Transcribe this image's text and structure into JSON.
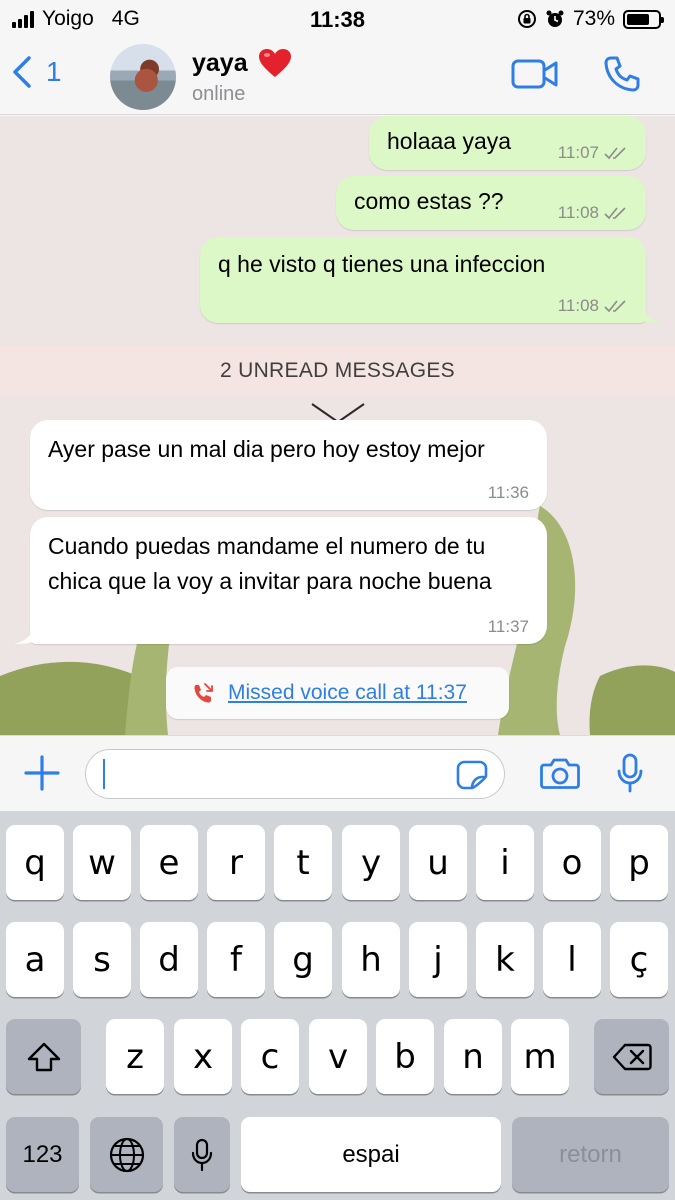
{
  "status_bar": {
    "carrier": "Yoigo",
    "network": "4G",
    "time": "11:38",
    "battery": "73%",
    "battery_level": 0.73
  },
  "header": {
    "back_count": "1",
    "contact_name": "yaya",
    "heart": "❤️",
    "status": "online",
    "video_icon": "video-camera-icon",
    "call_icon": "phone-icon"
  },
  "messages": [
    {
      "text": "holaaa yaya",
      "time": "11:07",
      "direction": "outgoing"
    },
    {
      "text": "como estas ??",
      "time": "11:08",
      "direction": "outgoing"
    },
    {
      "text": "q he visto q tienes una infeccion",
      "time": "11:08",
      "direction": "outgoing"
    },
    {
      "text": "Ayer pase un mal dia pero hoy estoy mejor",
      "time": "11:36",
      "direction": "incoming"
    },
    {
      "text": "Cuando puedas mandame el numero de tu chica que la voy a invitar para noche buena",
      "time": "11:37",
      "direction": "incoming"
    }
  ],
  "unread_banner": "2 UNREAD MESSAGES",
  "missed_call": "Missed voice call at 11:37",
  "input": {
    "value": "",
    "placeholder": ""
  },
  "keyboard": {
    "row1": [
      "q",
      "w",
      "e",
      "r",
      "t",
      "y",
      "u",
      "i",
      "o",
      "p"
    ],
    "row2": [
      "a",
      "s",
      "d",
      "f",
      "g",
      "h",
      "j",
      "k",
      "l",
      "ç"
    ],
    "row3": [
      "z",
      "x",
      "c",
      "v",
      "b",
      "n",
      "m"
    ],
    "numbers": "123",
    "space": "espai",
    "return": "retorn"
  },
  "colors": {
    "accent": "#2f7ee6",
    "outgoing_bubble": "#dcf8c6",
    "incoming_bubble": "#ffffff",
    "missed_call_red": "#e8453c",
    "read_ticks": "#8c8c8c"
  }
}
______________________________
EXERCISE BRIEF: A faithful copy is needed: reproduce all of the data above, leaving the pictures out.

ANSWER SPACE:
Transcribe this image's text and structure into JSON.
{
  "status_bar": {
    "carrier": "Yoigo",
    "network": "4G",
    "time": "11:38",
    "battery": "73%",
    "battery_level": 0.73
  },
  "header": {
    "back_count": "1",
    "contact_name": "yaya",
    "heart": "❤️",
    "status": "online",
    "video_icon": "video-camera-icon",
    "call_icon": "phone-icon"
  },
  "messages": [
    {
      "text": "holaaa yaya",
      "time": "11:07",
      "direction": "outgoing"
    },
    {
      "text": "como estas ??",
      "time": "11:08",
      "direction": "outgoing"
    },
    {
      "text": "q he visto q tienes una infeccion",
      "time": "11:08",
      "direction": "outgoing"
    },
    {
      "text": "Ayer pase un mal dia pero hoy estoy mejor",
      "time": "11:36",
      "direction": "incoming"
    },
    {
      "text": "Cuando puedas mandame el numero de tu chica que la voy a invitar para noche buena",
      "time": "11:37",
      "direction": "incoming"
    }
  ],
  "unread_banner": "2 UNREAD MESSAGES",
  "missed_call": "Missed voice call at 11:37",
  "input": {
    "value": "",
    "placeholder": ""
  },
  "keyboard": {
    "row1": [
      "q",
      "w",
      "e",
      "r",
      "t",
      "y",
      "u",
      "i",
      "o",
      "p"
    ],
    "row2": [
      "a",
      "s",
      "d",
      "f",
      "g",
      "h",
      "j",
      "k",
      "l",
      "ç"
    ],
    "row3": [
      "z",
      "x",
      "c",
      "v",
      "b",
      "n",
      "m"
    ],
    "numbers": "123",
    "space": "espai",
    "return": "retorn"
  },
  "colors": {
    "accent": "#2f7ee6",
    "outgoing_bubble": "#dcf8c6",
    "incoming_bubble": "#ffffff",
    "missed_call_red": "#e8453c",
    "read_ticks": "#8c8c8c"
  }
}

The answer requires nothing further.